**Task statement:** Write out every entry exactly; the pictures do not belong in the copy.

**The input:**
- - - - - - -
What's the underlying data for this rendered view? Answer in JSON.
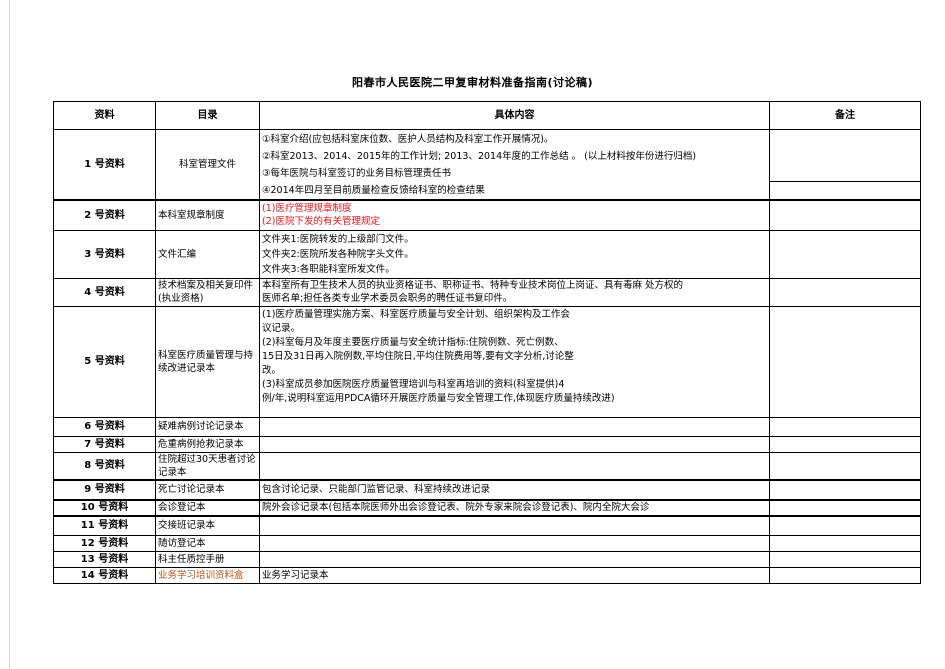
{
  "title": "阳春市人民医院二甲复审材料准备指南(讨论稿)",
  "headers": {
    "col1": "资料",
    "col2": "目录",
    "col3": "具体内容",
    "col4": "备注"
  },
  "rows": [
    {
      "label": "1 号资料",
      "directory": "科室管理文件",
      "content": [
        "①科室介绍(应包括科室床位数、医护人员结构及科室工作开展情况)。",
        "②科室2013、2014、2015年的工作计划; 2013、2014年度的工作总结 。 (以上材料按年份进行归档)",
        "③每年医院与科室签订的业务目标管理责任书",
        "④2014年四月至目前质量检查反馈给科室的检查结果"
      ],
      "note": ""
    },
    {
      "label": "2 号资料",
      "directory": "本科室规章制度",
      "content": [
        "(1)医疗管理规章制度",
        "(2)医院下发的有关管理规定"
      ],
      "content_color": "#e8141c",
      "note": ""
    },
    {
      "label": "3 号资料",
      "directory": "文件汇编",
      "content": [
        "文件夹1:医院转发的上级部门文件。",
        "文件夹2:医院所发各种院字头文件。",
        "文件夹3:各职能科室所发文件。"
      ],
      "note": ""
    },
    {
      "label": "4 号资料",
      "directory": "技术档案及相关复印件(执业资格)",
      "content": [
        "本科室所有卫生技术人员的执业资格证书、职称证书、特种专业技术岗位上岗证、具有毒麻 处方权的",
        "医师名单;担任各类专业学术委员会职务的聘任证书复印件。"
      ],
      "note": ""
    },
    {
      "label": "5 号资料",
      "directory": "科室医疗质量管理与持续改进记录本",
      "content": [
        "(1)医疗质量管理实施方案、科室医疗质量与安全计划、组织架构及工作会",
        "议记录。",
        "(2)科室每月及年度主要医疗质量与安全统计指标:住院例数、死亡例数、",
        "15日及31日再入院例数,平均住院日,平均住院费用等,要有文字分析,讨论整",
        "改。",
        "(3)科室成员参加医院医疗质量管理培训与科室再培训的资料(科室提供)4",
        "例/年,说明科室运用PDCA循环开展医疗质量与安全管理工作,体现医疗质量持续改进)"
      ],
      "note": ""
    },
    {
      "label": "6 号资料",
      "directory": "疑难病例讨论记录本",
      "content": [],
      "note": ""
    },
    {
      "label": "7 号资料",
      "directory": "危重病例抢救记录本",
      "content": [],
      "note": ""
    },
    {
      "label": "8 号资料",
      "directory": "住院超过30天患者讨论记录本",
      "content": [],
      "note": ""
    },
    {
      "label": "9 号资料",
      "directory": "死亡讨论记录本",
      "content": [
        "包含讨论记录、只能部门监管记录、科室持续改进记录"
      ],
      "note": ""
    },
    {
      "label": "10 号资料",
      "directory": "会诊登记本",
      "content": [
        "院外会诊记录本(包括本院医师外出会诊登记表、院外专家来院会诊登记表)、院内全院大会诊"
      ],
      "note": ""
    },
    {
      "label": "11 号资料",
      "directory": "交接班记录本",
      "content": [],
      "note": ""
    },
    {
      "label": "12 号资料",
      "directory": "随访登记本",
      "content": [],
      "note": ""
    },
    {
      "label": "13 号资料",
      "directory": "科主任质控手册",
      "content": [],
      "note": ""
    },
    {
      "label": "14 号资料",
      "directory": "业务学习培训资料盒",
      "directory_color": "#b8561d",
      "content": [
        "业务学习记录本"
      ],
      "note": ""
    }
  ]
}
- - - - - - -
**Task output:**
What's the underlying data for this rendered view? Answer in JSON.
{
  "title": "阳春市人民医院二甲复审材料准备指南(讨论稿)",
  "headers": {
    "col1": "资料",
    "col2": "目录",
    "col3": "具体内容",
    "col4": "备注"
  },
  "rows": [
    {
      "label": "1 号资料",
      "directory": "科室管理文件",
      "content": [
        "①科室介绍(应包括科室床位数、医护人员结构及科室工作开展情况)。",
        "②科室2013、2014、2015年的工作计划; 2013、2014年度的工作总结 。 (以上材料按年份进行归档)",
        "③每年医院与科室签订的业务目标管理责任书",
        "④2014年四月至目前质量检查反馈给科室的检查结果"
      ],
      "note": ""
    },
    {
      "label": "2 号资料",
      "directory": "本科室规章制度",
      "content": [
        "(1)医疗管理规章制度",
        "(2)医院下发的有关管理规定"
      ],
      "content_color": "#e8141c",
      "note": ""
    },
    {
      "label": "3 号资料",
      "directory": "文件汇编",
      "content": [
        "文件夹1:医院转发的上级部门文件。",
        "文件夹2:医院所发各种院字头文件。",
        "文件夹3:各职能科室所发文件。"
      ],
      "note": ""
    },
    {
      "label": "4 号资料",
      "directory": "技术档案及相关复印件(执业资格)",
      "content": [
        "本科室所有卫生技术人员的执业资格证书、职称证书、特种专业技术岗位上岗证、具有毒麻 处方权的",
        "医师名单;担任各类专业学术委员会职务的聘任证书复印件。"
      ],
      "note": ""
    },
    {
      "label": "5 号资料",
      "directory": "科室医疗质量管理与持续改进记录本",
      "content": [
        "(1)医疗质量管理实施方案、科室医疗质量与安全计划、组织架构及工作会",
        "议记录。",
        "(2)科室每月及年度主要医疗质量与安全统计指标:住院例数、死亡例数、",
        "15日及31日再入院例数,平均住院日,平均住院费用等,要有文字分析,讨论整",
        "改。",
        "(3)科室成员参加医院医疗质量管理培训与科室再培训的资料(科室提供)4",
        "例/年,说明科室运用PDCA循环开展医疗质量与安全管理工作,体现医疗质量持续改进)"
      ],
      "note": ""
    },
    {
      "label": "6 号资料",
      "directory": "疑难病例讨论记录本",
      "content": [],
      "note": ""
    },
    {
      "label": "7 号资料",
      "directory": "危重病例抢救记录本",
      "content": [],
      "note": ""
    },
    {
      "label": "8 号资料",
      "directory": "住院超过30天患者讨论记录本",
      "content": [],
      "note": ""
    },
    {
      "label": "9 号资料",
      "directory": "死亡讨论记录本",
      "content": [
        "包含讨论记录、只能部门监管记录、科室持续改进记录"
      ],
      "note": ""
    },
    {
      "label": "10 号资料",
      "directory": "会诊登记本",
      "content": [
        "院外会诊记录本(包括本院医师外出会诊登记表、院外专家来院会诊登记表)、院内全院大会诊"
      ],
      "note": ""
    },
    {
      "label": "11 号资料",
      "directory": "交接班记录本",
      "content": [],
      "note": ""
    },
    {
      "label": "12 号资料",
      "directory": "随访登记本",
      "content": [],
      "note": ""
    },
    {
      "label": "13 号资料",
      "directory": "科主任质控手册",
      "content": [],
      "note": ""
    },
    {
      "label": "14 号资料",
      "directory": "业务学习培训资料盒",
      "directory_color": "#b8561d",
      "content": [
        "业务学习记录本"
      ],
      "note": ""
    }
  ]
}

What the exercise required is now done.